Thursday, December 9, 2010

Party (vote splitting)

#Reverb10 Day 9: Party

An Open Letter to the Green Party of Canada

Dear Green Party of Canada,

Please stop calling. You're making me feel bad. I can't join your party.

I'd like to, I would. I understand that there are tax deductions involved that magically transform my $200 donation into a $50 cost, or whatever. I do get that you need the cash. And I give you money sometimes, you must admit.
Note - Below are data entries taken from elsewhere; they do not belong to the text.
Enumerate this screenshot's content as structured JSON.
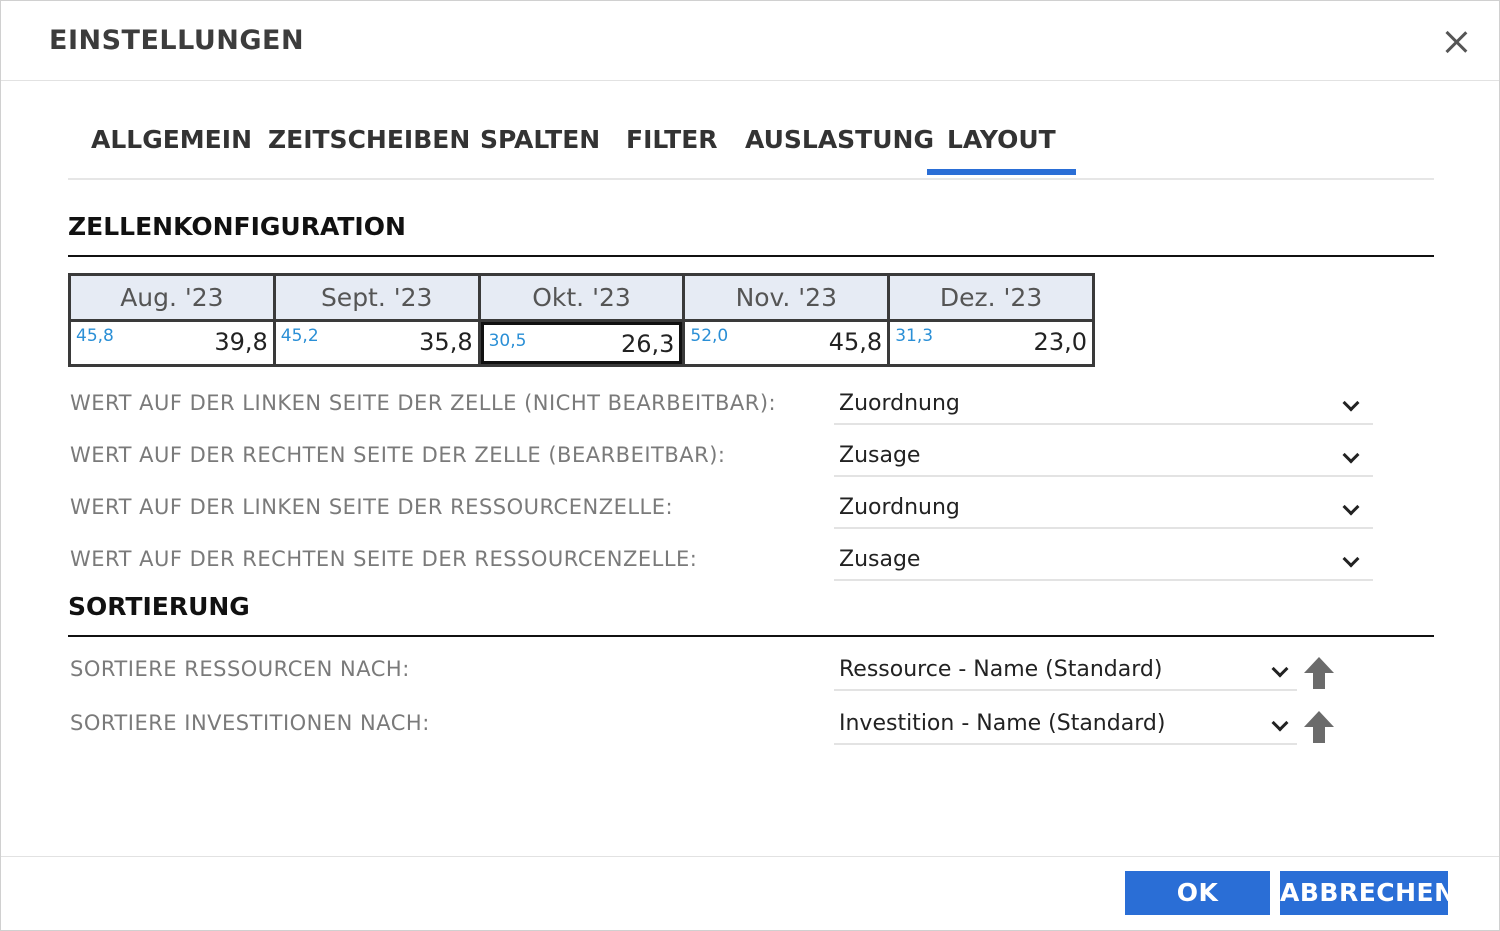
{
  "dialog": {
    "title": "EINSTELLUNGEN",
    "close_icon": "close-icon"
  },
  "tabs": [
    {
      "label": "ALLGEMEIN"
    },
    {
      "label": "ZEITSCHEIBEN"
    },
    {
      "label": "SPALTEN"
    },
    {
      "label": "FILTER"
    },
    {
      "label": "AUSLASTUNG"
    },
    {
      "label": "LAYOUT",
      "active": true
    }
  ],
  "cell_config": {
    "title": "ZELLENKONFIGURATION",
    "preview": {
      "columns": [
        {
          "header": "Aug. '23",
          "left": "45,8",
          "right": "39,8"
        },
        {
          "header": "Sept. '23",
          "left": "45,2",
          "right": "35,8"
        },
        {
          "header": "Okt. '23",
          "left": "30,5",
          "right": "26,3",
          "selected": true
        },
        {
          "header": "Nov. '23",
          "left": "52,0",
          "right": "45,8"
        },
        {
          "header": "Dez. '23",
          "left": "31,3",
          "right": "23,0"
        }
      ]
    },
    "rows": [
      {
        "label": "WERT AUF DER LINKEN SEITE DER ZELLE (NICHT BEARBEITBAR):",
        "value": "Zuordnung"
      },
      {
        "label": "WERT AUF DER RECHTEN SEITE DER ZELLE (BEARBEITBAR):",
        "value": "Zusage"
      },
      {
        "label": "WERT AUF DER LINKEN SEITE DER RESSOURCENZELLE:",
        "value": "Zuordnung"
      },
      {
        "label": "WERT AUF DER RECHTEN SEITE DER RESSOURCENZELLE:",
        "value": "Zusage"
      }
    ]
  },
  "sorting": {
    "title": "SORTIERUNG",
    "rows": [
      {
        "label": "SORTIERE RESSOURCEN NACH:",
        "value": "Ressource - Name (Standard)",
        "direction": "ascending"
      },
      {
        "label": "SORTIERE INVESTITIONEN NACH:",
        "value": "Investition - Name (Standard)",
        "direction": "ascending"
      }
    ]
  },
  "footer": {
    "ok_label": "OK",
    "cancel_label": "ABBRECHEN"
  },
  "colors": {
    "accent": "#2a6ed6",
    "left_value": "#2a8fd6",
    "preview_header_bg": "#e6ebf4"
  }
}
It's not that I don't like you. I've never met a party I liked better. I couldn't agree more that there's no point divvying up the caviar on a sinking ship. And you have a great platform well beyond that fundamental - implemented with excellence across the globe, your policies could transform human civilization, slowing and diversifying the creation and accumulation of wealth to more proportionately reflect the global and human costs and values that rightly should govern our species-wide decision-making. I applaud you for laying them out so clearly, and standing up for them.

But I can't join your party. I think that when someone joins a party, they should vote for them. If your members aren't voting for you, who is, right? And while I may vote for you, and in fact have done so in the past, I am not certain I will always vote for you. I'm quite certain I will never like another party better. But in the last election, the Liberal who had held our riding for many terms of office lost by very few votes to the Conservative, while Green candidates increased their standing.

Sure, he lost our votes and you won them, fair and square, based on the policies. But the outcome was not the one I would have voted for.

Until there is a chance your candidate will win in my riding, I will always have to decide, at the very moment when I place my X, where my principles lie - with sending a message about what I believe in, or with giving my vote to the least bad choice who has a hope of winning.

I suppose I could have picked up the phone, one of the nine times you've called this month, and explained all of that to the poor student volunteer at the other end of the line. But I'm a little shy, so I let it go to voice mail.

Good luck changing the world - I'm on your side, just not in your party.


(Mrs. Which looks around at the bewildered #reverb10 faces around the room.)

What? That's not what she meant by Party?